BUDGET-CUTTERS aren't giving up.
Only one hour after the House of Representatives decisively rejected the balanced budget amendment, deficit fighters scored a surprising victory on the other side of Capitol Hill.
The Senate Budget Committee, over the opposition of its chairman, Sen. Jim Sasser (D) of Tennessee, whacked $26.1 billion out of President Clinton's five-year spending plans.
The committee action shocked Democratic leaders, and it puts the president on notice: Public pressure to cut red-ink spending remains strong, even though the balanced budget amendment lost.
During the amendment debate, Sen. Robert Byrd (D) of West Virginia and House majority leader Richard Gephardt (D) of Missouri argued that it wasn't necessary - that Congress can cut deficits without it.
Sen. Paul Simon (D) of Illinois, an amendment supporter, says that thesis will be tested. Under the proposed Clinton budget, this year's federal deficit of $235 billion would shrink to $176 billion next year and $173 billion in 1996.
That's good, but is it good enough? The president says yes. But two things worry many members of Congress in both parties as they look down the road.
First, the economy is relatively strong, so why is the United States still running a deficit this large? Paul Volcker, former chairman of the Federal Reserve, says that in good times like these, the government should actually be striving for a surplus.
Second, even with eventual savings from health-care reform, the deficit begins growing again in 1997. By 2005, the deficit could explode just as baby-boomers begin collecting their Social Security checks.
Many members, such as Sens. Hank Brown (R) of Colorado and Bob Graham (D) of Florida, say more must be done. So deficit-fighters are proceeding on at least two tracks in Congress.
Short-term, the Senate Budget Committee would trim outlays modestly - $1.6 billion below Clinton's budget in fiscal year 1995. Those cuts would grow in later years - $5.4 billion below the Clinton budget in 1996, $5.6 billion in 1997, $5.3 billion in 1998, and $8.1 billion in 1999.
While the action may seem modest in light of next year's projected $176 billion deficit, budget cutters see it as an attainable goal with bipartisan support, even if the White House objects.
Longer-term, members are looking for significantly larger savings, as well as new taxes, to bring the deficit down to zero.

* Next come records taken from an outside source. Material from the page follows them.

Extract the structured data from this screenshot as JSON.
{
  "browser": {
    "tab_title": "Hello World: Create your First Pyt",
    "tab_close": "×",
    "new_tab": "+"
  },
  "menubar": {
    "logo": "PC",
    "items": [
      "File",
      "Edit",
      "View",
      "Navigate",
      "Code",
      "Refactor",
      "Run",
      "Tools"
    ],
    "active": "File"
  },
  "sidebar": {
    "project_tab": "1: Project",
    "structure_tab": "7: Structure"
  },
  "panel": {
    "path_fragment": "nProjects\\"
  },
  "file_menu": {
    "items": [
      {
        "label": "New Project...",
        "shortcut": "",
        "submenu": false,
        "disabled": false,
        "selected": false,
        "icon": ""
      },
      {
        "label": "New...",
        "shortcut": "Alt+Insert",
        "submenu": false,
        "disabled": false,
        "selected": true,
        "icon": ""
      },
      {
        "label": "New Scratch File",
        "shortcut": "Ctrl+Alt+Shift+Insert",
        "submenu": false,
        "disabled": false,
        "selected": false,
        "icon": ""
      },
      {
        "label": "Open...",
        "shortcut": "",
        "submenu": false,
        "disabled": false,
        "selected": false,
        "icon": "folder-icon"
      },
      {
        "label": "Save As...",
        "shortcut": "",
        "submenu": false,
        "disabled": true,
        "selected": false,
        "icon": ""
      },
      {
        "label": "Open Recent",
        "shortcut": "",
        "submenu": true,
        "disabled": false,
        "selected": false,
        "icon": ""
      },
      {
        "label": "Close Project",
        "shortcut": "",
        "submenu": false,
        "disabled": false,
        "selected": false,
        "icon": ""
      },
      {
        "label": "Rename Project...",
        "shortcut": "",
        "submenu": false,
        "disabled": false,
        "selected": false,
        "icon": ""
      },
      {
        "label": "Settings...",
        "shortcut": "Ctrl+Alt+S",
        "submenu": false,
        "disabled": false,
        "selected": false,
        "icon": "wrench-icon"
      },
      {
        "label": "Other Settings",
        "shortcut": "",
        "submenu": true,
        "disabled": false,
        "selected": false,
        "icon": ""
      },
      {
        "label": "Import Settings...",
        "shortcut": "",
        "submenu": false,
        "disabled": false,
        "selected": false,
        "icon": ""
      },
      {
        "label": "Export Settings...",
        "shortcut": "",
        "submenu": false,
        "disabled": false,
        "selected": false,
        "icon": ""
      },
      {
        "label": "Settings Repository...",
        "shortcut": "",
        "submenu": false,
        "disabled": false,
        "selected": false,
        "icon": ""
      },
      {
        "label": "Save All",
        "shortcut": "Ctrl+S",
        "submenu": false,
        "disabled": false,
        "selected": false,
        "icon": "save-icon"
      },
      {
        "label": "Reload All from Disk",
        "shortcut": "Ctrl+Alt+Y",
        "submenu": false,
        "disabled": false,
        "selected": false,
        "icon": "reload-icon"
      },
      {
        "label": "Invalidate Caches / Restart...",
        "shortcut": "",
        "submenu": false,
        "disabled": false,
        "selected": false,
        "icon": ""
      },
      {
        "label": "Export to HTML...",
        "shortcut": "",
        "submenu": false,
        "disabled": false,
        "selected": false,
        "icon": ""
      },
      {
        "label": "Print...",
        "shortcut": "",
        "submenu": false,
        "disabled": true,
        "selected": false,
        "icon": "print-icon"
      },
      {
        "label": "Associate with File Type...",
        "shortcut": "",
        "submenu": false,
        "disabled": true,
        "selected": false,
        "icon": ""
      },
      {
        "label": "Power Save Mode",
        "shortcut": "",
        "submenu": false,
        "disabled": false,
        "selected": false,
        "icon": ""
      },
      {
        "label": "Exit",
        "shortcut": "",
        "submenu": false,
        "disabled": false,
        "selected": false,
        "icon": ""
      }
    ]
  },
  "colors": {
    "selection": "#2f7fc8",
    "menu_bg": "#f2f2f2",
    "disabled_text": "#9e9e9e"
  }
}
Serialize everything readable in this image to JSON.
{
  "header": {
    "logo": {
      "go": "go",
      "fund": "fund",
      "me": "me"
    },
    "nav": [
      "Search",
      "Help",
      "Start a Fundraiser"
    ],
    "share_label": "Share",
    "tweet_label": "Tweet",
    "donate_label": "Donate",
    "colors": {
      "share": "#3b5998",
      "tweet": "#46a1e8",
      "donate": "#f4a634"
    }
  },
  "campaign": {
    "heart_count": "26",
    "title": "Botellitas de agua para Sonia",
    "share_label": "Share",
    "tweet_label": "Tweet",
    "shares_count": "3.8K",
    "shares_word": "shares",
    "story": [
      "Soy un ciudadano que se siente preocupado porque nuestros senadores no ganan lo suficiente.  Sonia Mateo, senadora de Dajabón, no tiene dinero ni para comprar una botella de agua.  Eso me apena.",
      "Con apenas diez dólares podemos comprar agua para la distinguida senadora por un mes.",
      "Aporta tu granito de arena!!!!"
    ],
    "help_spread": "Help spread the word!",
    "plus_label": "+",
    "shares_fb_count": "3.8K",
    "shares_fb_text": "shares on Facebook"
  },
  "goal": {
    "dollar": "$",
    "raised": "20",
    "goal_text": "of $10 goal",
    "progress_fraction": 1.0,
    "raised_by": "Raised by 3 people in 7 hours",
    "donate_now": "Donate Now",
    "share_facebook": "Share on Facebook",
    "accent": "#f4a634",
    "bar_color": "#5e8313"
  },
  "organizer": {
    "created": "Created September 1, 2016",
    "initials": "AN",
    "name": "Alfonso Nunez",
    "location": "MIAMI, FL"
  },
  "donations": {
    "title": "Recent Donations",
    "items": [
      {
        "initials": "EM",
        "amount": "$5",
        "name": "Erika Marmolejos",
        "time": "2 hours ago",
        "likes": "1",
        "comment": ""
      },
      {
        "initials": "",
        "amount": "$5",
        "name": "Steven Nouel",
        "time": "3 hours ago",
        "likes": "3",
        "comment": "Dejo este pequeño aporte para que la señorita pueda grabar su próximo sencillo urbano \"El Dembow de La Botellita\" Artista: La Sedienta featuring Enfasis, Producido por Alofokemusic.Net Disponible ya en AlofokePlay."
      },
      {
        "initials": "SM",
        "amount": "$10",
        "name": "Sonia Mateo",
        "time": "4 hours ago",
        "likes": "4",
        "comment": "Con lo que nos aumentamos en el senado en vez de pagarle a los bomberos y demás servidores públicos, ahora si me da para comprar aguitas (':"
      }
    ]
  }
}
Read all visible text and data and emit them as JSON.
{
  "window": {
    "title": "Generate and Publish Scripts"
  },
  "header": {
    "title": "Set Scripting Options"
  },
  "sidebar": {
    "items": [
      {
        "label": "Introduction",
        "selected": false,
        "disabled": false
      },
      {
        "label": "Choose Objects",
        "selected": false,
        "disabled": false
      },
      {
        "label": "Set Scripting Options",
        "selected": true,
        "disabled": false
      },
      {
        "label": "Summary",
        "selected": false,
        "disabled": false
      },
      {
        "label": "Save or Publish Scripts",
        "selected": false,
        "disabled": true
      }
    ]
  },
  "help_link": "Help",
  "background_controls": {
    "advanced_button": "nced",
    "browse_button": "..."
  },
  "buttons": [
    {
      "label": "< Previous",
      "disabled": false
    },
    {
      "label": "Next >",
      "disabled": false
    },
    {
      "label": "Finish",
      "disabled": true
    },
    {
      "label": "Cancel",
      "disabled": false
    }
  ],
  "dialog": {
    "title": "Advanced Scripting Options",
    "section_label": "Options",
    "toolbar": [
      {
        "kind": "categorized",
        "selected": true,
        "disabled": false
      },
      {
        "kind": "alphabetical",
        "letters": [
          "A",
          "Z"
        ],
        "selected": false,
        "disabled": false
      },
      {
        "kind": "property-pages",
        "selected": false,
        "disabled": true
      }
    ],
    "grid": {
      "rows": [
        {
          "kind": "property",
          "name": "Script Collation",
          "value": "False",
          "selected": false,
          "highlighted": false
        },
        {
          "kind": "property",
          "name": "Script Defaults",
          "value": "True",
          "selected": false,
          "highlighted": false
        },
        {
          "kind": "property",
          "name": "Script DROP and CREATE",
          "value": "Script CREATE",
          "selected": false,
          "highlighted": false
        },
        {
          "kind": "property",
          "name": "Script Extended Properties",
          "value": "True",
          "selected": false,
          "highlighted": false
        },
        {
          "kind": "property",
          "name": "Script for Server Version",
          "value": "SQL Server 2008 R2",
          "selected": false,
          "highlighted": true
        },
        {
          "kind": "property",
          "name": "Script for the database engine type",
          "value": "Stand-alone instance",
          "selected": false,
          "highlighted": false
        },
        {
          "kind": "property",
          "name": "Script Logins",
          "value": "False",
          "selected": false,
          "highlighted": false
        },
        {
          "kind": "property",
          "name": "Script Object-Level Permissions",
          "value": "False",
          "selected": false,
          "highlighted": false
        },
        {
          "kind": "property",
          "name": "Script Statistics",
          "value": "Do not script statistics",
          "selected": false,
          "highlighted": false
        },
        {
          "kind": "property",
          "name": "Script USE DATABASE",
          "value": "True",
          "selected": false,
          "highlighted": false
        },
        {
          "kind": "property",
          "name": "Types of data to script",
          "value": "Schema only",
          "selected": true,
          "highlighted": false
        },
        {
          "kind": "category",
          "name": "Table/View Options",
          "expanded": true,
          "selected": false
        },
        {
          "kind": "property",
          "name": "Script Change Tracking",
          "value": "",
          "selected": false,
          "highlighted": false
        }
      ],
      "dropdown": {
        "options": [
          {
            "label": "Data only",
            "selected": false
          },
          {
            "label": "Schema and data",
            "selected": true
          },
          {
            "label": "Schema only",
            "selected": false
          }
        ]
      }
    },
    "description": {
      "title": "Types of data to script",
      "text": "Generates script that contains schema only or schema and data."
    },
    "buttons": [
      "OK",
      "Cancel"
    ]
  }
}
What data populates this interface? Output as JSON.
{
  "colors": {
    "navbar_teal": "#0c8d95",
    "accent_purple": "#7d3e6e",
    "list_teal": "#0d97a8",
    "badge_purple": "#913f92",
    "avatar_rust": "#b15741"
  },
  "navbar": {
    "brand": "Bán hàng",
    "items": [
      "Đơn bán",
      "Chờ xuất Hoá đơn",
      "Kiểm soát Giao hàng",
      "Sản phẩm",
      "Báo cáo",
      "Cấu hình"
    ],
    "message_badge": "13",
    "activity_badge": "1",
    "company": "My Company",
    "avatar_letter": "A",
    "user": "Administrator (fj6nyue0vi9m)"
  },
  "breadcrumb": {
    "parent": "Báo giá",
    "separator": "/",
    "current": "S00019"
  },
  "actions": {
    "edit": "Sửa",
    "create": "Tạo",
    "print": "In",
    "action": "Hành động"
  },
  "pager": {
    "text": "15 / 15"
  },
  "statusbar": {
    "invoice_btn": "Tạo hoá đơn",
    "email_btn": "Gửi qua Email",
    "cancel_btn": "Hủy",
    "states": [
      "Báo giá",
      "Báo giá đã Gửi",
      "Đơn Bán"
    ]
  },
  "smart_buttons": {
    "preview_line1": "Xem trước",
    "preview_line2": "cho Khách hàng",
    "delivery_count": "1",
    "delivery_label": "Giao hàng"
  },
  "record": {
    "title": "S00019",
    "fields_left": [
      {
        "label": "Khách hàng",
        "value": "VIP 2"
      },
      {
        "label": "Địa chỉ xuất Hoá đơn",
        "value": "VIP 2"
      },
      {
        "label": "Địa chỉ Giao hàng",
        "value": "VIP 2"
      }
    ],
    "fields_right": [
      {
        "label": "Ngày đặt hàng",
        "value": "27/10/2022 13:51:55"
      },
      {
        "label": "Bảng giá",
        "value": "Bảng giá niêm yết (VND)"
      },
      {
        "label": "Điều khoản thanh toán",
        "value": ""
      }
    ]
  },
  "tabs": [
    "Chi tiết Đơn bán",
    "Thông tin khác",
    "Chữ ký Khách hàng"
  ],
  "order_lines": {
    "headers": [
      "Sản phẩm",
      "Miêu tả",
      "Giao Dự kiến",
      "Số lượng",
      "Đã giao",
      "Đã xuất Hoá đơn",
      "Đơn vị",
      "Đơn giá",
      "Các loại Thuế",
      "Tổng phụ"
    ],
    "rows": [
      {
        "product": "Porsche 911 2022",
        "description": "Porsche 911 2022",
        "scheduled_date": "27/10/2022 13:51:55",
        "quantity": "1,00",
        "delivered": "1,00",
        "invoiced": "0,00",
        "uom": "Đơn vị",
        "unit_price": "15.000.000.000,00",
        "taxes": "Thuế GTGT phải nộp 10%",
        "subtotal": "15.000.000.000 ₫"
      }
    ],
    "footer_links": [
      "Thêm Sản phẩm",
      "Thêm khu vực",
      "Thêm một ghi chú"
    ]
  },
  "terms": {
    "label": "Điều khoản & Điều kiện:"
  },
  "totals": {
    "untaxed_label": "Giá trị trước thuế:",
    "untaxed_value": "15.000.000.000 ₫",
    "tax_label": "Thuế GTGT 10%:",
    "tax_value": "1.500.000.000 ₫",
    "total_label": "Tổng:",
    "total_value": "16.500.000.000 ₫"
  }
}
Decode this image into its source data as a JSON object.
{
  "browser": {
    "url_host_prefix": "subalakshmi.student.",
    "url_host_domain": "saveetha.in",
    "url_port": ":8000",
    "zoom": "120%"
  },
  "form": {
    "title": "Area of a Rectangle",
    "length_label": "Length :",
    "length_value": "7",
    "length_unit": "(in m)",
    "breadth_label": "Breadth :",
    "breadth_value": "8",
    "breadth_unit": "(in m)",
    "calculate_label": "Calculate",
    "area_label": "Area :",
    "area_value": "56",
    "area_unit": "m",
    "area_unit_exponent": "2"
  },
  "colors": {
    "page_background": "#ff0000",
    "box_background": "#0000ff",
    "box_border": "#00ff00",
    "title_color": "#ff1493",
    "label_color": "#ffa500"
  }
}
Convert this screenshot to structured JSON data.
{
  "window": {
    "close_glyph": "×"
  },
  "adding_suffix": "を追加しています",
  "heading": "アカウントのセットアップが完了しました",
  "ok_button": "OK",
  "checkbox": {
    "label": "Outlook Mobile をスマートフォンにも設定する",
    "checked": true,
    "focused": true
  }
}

On Friday, a bipartisan group of senators met informally to hear ideas from well-known analysts, including Mr. Volcker, former Sen. Warren Rudman (R) of New Hampshire, Herbert Stein of the American Enterprise Institute, and Henry Aaron of the Brookings Institution.
Mr. Rudman, who co-chairs the Concord Coalition, a group dedicated to eliminating the budget deficit, warns that beginning around the year 2000, a ``generational dispute'' will erupt as tax rates on working people skyrocket to pay for a growing population of retirees.
The result will be ``a political situation [that] is untenable'' unless Congress takes steps soon to bring down red-ink spending, he says.
Sen. Bob Kerrey (D) of Nebraska suggested that one way to control spending could be a cap on outlays for various entitlements, which are the fastest growing part of the federal budget.
Rudman suggested that a better alternative - one supported by the Concord Coalition - would be means-testing for entitlements, including Social Security and Medicare. Persons over a certain income level - Rudman suggested $40,000 a year - might be required to pay a portion of the insurance costs for Medicare, for example.
Such decisive moves are rejected by White House economists. They argue that clamping down on entitlements, or further lowering federal spending, could reduce consumer spending, cripple the economy, and throw large numbers of Americans out of work.
Dr. Volcker was more sanguine. ``I've never had a sleepless night about the Senate doing too much deficit reduction,'' he quipped.
Dr. Stein makes a similar point on this issue.
Reducing federal outlays would create very little short-term risk to the recovery, he says. Indeed, a lower deficit could increase investments, lower interest rates, and result in even more jobs.